The majority of today's businesses leverage BYOD strategies to provide mobility, flexibility and improved collaboration to the workforce. However, when BYOD initiatives are allowed to run wild without the benefit of enterprise-geared applications, sensitive company information could be opened up to the prying eyes of hackers.

In order to address these issues, a number of organizational leaders have been opting to create their own business apps in-house that will be specifically established to meet their employees' unique needs. While oftentimes a more advantageous option than utilizing an app already on the market, decision-makers must now begin the search for the right app developer to lead their project. Although this can seem like quite the difficult task, knowing what to look for can greatly speed up the process, and ensure the success of the resulting application. To help administrators in their search, here are a few questions and considerations to factor in when looking for an app developer:

Is the developer interesting in the business and its goals?
Entrepreneur contributor Rahul Varshneya suggested making sure that the app creator has an interest in the business itself, as well as the goals it is trying to achieve, as opposed to just the development project. A developer that is simply looking for work may not complete the project with as much quality as a creator that is working to further the company's ambitions. Additionally, an experienced developer that has worked with a number of organizations can leverage this knowledge to ensure the success of the app.
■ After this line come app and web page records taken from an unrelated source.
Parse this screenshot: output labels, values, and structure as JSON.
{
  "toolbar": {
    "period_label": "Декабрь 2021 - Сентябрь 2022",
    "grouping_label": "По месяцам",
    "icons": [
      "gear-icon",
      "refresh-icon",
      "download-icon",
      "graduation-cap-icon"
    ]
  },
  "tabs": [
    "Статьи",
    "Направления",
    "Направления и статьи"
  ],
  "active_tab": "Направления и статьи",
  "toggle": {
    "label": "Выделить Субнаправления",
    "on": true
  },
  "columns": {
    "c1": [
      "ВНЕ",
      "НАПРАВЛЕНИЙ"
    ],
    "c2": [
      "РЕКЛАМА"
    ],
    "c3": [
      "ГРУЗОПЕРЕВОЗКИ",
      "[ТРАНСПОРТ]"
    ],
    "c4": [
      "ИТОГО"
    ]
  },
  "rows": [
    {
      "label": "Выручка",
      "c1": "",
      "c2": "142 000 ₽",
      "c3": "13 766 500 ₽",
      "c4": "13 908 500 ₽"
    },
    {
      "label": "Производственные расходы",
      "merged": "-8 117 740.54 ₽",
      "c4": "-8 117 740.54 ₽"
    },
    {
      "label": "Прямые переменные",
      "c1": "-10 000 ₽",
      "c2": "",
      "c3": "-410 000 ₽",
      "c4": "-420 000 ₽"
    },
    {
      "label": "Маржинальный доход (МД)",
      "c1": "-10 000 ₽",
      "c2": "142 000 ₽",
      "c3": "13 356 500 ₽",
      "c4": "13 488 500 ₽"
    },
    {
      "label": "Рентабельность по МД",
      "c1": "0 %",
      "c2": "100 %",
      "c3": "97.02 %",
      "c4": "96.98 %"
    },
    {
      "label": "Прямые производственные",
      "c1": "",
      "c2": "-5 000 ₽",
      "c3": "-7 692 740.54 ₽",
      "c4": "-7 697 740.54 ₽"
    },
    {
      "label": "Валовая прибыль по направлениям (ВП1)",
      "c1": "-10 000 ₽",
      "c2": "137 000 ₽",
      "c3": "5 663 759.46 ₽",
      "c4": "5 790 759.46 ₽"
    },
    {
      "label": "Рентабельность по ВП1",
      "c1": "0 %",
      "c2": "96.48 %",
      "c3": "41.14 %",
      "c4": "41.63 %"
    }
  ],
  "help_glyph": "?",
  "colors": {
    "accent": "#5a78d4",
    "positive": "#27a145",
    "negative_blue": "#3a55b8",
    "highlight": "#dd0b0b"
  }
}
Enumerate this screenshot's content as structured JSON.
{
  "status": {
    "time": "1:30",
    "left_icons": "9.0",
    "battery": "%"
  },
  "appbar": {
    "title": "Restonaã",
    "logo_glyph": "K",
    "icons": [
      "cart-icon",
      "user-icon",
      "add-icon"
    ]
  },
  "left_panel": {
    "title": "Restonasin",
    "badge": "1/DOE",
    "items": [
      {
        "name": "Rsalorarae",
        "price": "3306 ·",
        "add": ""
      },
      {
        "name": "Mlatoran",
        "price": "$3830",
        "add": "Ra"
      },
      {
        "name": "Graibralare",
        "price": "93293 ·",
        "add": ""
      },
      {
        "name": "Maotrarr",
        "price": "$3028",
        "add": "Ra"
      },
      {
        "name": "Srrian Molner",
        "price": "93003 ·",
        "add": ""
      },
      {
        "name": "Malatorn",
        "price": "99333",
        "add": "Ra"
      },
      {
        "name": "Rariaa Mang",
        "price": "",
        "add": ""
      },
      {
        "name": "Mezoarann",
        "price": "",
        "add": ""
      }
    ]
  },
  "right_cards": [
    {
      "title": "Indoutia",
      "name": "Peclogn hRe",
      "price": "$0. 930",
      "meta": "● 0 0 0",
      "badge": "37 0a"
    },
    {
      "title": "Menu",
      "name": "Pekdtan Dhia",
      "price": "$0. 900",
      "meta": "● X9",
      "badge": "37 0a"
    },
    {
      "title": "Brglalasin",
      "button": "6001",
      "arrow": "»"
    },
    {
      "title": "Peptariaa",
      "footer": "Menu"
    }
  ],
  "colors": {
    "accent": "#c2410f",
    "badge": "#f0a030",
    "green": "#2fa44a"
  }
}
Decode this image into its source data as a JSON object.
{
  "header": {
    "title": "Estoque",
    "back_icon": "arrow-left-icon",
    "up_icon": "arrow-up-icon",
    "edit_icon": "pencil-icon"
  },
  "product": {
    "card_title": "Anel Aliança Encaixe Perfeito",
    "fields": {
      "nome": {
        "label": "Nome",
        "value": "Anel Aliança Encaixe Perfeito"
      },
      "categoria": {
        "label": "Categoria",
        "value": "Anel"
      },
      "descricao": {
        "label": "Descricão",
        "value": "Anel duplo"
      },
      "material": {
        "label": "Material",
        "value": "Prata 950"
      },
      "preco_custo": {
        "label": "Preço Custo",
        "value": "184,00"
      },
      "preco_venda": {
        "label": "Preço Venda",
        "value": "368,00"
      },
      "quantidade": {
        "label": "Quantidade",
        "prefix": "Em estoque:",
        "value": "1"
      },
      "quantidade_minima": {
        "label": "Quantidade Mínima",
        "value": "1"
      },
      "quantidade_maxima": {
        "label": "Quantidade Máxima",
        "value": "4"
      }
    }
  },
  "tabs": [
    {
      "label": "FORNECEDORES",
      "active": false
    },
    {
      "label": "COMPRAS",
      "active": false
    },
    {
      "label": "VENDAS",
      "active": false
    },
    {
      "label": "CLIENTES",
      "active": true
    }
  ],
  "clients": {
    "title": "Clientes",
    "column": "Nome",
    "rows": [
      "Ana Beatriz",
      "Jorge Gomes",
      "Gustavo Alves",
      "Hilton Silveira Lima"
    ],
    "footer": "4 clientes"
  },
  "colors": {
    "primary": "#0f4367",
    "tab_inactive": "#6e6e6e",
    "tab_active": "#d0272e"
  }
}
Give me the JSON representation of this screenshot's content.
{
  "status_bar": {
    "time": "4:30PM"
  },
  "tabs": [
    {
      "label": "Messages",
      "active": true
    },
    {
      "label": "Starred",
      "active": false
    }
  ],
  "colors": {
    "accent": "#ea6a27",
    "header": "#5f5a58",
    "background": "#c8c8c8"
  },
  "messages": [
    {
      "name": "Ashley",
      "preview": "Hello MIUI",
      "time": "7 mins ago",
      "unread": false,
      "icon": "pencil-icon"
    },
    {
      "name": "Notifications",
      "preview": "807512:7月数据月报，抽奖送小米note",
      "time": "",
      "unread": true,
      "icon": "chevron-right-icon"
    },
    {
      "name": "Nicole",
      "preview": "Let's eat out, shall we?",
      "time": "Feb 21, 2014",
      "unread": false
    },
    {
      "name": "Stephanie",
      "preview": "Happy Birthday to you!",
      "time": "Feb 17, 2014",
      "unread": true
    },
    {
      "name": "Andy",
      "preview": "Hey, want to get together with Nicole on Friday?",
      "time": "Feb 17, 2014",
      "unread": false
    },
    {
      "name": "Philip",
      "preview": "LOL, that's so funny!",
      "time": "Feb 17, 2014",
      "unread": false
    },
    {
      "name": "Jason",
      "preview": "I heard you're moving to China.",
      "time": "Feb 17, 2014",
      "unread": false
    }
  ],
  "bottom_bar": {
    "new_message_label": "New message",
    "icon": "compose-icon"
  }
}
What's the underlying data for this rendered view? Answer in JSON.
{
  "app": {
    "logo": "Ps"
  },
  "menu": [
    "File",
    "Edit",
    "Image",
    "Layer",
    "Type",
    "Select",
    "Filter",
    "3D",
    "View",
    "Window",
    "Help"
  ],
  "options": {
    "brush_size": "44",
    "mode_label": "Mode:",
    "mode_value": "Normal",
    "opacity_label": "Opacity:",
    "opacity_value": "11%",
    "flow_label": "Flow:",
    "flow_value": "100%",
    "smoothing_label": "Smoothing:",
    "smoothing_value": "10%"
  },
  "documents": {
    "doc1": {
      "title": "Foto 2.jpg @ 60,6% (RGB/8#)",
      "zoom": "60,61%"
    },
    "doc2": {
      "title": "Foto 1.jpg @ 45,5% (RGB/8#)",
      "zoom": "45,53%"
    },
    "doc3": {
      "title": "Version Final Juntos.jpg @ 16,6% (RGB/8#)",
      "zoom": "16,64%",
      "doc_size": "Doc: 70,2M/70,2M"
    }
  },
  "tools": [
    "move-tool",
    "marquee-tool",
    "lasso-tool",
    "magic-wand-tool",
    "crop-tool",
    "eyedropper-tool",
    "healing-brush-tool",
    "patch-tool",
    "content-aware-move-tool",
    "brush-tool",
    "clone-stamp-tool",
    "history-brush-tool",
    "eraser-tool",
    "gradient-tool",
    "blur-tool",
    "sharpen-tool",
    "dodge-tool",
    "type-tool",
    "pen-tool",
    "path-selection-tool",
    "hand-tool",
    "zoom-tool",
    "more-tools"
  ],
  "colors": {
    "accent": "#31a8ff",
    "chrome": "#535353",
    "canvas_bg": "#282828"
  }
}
What is the developer's skill level?
Decision-makers should also look into the potential app creator's past experience and skill set to ensure they have the tools and know-how to create a beneficial program. Additionally, taking a look at the individual's abilities ahead of time can prevent headaches down the road and allow for the use of only one developer instead of a number of different vendors, WhaTech noted. For instance, administrators should ask about the developer's knowledge of different component suites and languages. In this way, if the company decides they want to support their program with a newer coding language like HTML5, they can be assured that their developer has the skills to effectively establish the program. While coding is important, it is not the only piece to the puzzle.

"Building an app is not just about coding," Varshneya wrote. "It's also about creating a functional design that thinking about the user experience."

These critical items should also be factored in when examining a developer's skill set.

Can the developer provide examples?
While taking into consideration the app creator's interests and abilities will help narrow the field, many decision-makers like to see the developer's work. For this reason, business leaders should have an idea of the features and capabilities they need included in the app beforehand, Varshneya advised. This way, they can compare this visualization to the examples of past projects provided by the developer. Additionally, if the app creator has already made an app that is similar to the one the group is looking for, chances are good that the company's program will be successful.